Dalrymple, W., ‘The Porous Frontiers of Islam and Christendom: A Clash or Fusion of Civilisations?’ in G. MacLean, ed., Re-Orienting the Renaissance. Cultural Exchanges with the East (Houndmills: Palgrave Macmillan, 2005)

Greene, Molly, ‘The Early Modern Mediterranean’ in Peregrine Horden and Sharon Kinoshita, eds., A Companion to Mediterranean History (Wiley, 2014), pp. 91-106.

Hutchings, Mark, ‘Acting Pirates: Converting a Christian Turned Turk’ in Claire Jowitt, ed., Pirates? The Politics of Plunder1550-1650, (Palgrave Macmillan, 2006), pp. 90-104.

Matar, Nabil, ‘Piracy and Captivity in the Early Modern Mediterranean: The Perspective from Barbary’ in Claire Jowitt, ed., Pirates? The Politics of Plunder1550-1650, (Palgrave Macmillan, 2006), pp.56-73

 

FURTHER READING:

The Mediterranean:

Abulafia, David, The Great Sea: A Human History of the Mediterranean (2011)

Birchwood, M., and M. Dimmock, ‘Introduction’ M. North, ed. Cultural Encounters Between East and West, 1453–1699 (Cambridge: Cambridge Scholars Press, 2005) pp. 1–9.

Braudel, Fernand, The Mediterranean and the Mediterranean World in the Age of Philip II, 2 vols. (New York: Harper & Row, 1972) pp. 312-25.

Burke, Peter, ‘Fernand Braudel’ in S. Clark, ed., The Annales School. Critical Assessments, vol. III, Fernand Braudel (London: Routledge, 1999) pp. 111–123.

Fusaro, M., C. Heywood, M. S. Omri, eds., Trade and Cultural Exchange in the Early Modern Mediterranean: Braudel’s Maritime Legacy (London: I.B.Tauris, 2010)

Greene, Molly, A Shared World. Christians and Muslims in the Early Modern Mediterranean, (Princeton: Princeton University Press. 2000)

Greene, Molly, Catholic Pirates and Greek Merchants: A Maritime History of Early Modern Mediterranean (Princeton: Princeton University Press, 2010)

Grove, A. T., and O. Rackham, The Nature of Mediterranean Europe: An Ecological History (New Haven: Yale University Press, 2001).

Harris, W. V., Rethinking the Mediterranean (Oxford: Oxford University Press, 2010)

Horden, Peregrine, and N. Purcell, The Corrupting Sea: A Study of Mediterranean History. (Oxford: Wiley, 2000).

Hughes, J. D., The Mediterranean: An Environmental History (Santa Barbara: ABCCLIO, 2005)

Matar, Nabil, In the Lands of the Christians.
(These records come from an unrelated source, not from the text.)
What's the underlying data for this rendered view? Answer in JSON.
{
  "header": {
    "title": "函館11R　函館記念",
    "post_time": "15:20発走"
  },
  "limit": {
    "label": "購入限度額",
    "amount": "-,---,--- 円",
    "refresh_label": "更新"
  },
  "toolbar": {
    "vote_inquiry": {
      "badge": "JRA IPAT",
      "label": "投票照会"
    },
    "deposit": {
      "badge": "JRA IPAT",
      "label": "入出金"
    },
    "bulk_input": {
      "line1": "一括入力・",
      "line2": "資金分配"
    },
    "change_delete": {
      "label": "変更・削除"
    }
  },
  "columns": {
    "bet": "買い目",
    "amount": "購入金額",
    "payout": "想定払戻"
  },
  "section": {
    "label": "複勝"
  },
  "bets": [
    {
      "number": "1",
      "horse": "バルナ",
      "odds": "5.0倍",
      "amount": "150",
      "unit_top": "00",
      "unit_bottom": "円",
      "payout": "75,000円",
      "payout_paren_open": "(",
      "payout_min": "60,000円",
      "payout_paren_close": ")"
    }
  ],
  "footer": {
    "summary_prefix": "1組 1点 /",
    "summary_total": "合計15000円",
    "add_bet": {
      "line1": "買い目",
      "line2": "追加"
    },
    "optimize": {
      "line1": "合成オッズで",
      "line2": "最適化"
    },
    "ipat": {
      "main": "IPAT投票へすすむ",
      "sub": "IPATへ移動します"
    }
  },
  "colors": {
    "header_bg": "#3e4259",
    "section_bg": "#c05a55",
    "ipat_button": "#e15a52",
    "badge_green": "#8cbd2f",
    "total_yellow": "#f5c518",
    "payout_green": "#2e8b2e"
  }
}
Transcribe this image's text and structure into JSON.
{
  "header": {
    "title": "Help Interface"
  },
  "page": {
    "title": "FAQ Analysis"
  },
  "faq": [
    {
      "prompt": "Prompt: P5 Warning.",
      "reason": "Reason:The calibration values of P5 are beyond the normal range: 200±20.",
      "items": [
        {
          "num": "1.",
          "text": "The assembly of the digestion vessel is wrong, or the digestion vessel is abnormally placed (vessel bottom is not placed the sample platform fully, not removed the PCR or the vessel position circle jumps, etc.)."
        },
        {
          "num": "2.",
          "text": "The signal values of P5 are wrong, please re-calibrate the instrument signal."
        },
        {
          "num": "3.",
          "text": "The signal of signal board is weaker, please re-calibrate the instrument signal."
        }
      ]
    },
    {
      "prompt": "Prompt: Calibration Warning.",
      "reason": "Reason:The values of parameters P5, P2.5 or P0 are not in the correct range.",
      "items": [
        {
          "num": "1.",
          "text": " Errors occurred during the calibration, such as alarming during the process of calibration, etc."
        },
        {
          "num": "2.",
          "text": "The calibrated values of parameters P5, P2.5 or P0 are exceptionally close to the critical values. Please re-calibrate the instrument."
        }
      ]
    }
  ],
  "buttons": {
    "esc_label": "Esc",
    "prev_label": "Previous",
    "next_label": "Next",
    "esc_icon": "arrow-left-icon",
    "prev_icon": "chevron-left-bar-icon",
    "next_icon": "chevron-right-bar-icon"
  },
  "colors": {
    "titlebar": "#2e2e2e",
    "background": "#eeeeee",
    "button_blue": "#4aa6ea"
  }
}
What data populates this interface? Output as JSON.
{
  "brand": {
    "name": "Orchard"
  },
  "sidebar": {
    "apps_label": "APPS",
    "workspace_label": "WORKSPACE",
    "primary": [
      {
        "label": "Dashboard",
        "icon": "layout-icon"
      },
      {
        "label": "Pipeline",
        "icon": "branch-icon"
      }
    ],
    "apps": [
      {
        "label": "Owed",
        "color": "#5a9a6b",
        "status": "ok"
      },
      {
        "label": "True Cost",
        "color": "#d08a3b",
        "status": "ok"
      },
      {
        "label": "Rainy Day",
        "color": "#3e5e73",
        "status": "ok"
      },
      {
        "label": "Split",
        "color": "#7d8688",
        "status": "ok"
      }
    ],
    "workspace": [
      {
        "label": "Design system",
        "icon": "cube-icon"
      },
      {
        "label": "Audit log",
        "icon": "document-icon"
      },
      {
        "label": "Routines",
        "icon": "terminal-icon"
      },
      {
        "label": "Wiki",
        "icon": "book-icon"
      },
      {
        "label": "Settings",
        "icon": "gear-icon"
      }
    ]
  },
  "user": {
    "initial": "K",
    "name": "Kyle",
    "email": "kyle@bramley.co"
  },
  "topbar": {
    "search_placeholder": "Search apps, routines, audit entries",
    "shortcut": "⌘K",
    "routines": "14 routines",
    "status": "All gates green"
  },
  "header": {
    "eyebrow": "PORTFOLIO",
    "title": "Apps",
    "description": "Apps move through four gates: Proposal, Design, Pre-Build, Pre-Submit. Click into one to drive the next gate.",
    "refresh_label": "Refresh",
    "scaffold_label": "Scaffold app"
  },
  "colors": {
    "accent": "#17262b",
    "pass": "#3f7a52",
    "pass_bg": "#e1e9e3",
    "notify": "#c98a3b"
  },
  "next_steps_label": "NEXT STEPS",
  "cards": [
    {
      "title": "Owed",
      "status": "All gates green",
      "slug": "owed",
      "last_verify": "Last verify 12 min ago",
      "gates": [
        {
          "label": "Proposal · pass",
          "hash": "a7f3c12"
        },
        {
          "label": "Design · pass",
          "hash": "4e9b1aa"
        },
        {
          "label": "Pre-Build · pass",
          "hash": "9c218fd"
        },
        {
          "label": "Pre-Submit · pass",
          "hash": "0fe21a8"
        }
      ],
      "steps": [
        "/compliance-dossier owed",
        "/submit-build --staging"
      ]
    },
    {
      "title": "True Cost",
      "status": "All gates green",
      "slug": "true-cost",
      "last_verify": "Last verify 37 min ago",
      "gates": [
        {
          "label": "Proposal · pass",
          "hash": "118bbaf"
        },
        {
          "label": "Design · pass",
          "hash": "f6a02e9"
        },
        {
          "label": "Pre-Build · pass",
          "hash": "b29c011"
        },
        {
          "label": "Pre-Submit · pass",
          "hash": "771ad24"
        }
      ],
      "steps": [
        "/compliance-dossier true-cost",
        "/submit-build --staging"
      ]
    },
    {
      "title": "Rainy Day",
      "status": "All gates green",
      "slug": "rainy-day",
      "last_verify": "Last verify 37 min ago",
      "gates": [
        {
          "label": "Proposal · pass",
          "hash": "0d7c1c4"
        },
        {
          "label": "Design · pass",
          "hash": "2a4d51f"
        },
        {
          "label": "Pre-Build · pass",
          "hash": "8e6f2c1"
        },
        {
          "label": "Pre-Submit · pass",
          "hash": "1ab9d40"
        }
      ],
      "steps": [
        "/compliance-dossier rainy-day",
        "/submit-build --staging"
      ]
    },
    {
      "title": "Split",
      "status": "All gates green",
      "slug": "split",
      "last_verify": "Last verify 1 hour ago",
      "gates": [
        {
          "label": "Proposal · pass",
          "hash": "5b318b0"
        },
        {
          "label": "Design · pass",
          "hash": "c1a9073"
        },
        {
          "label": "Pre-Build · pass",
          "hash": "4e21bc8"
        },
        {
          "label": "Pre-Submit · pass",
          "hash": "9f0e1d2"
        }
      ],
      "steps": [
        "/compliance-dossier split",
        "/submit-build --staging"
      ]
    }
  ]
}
Arabic Travel Writing in the Seventeenth Century (London: Routledge, 2003)

Piterberg, G., T. F. Ruiz and G. Symcox, eds., Braudel Revisited. The Mediterranean World. 1600–1800 (Toronto: University Press, 2010)

Rothman, E. N., Brokering Empire. Trans-Imperial Subjects between Venice and Istanbul (Ithaca: Cornell University Press, 2012).

 

Pirates and Corsairs:

Amirell, S. E. et al., (eds), Persistent Piracy: Maritime Violence and State-Formation in Global Historical Perspective (2014)

Davis, Robert C., Christian slaves, Muslim masters. White slavery in the Mediterranean, the Barbary Coast, and Italy, 1500–1800 (Basingstoke: Palgrave Macmillan, 2003)

Davis, Robert C., Holy War and Human Bondage. Tales of Christian-Muslim Slavery in the Early Modern Mediterranean (Santa Barbara: Praeger, 2009)

Friedman, E. G., Spanish Captives in North Africa in the Early Modern Age. (Madison: University of Wisconsin Press, 1983)

Matar, Nabil, Britain and Barbary, 1589–1689 (Gainesville: University of Florida Press, 2005)

Vitkus, Daniel J., ed., Piracy, Slavery, and Redemption. Barbary Captivity Narratives from Early Modern England. (New York: Columbia University Press, 2001).

Weiss, G. L., Captives and Corsairs: France and Slavery in the Early Modern Mediterranean (Stanford: Stanford University Press, 2011).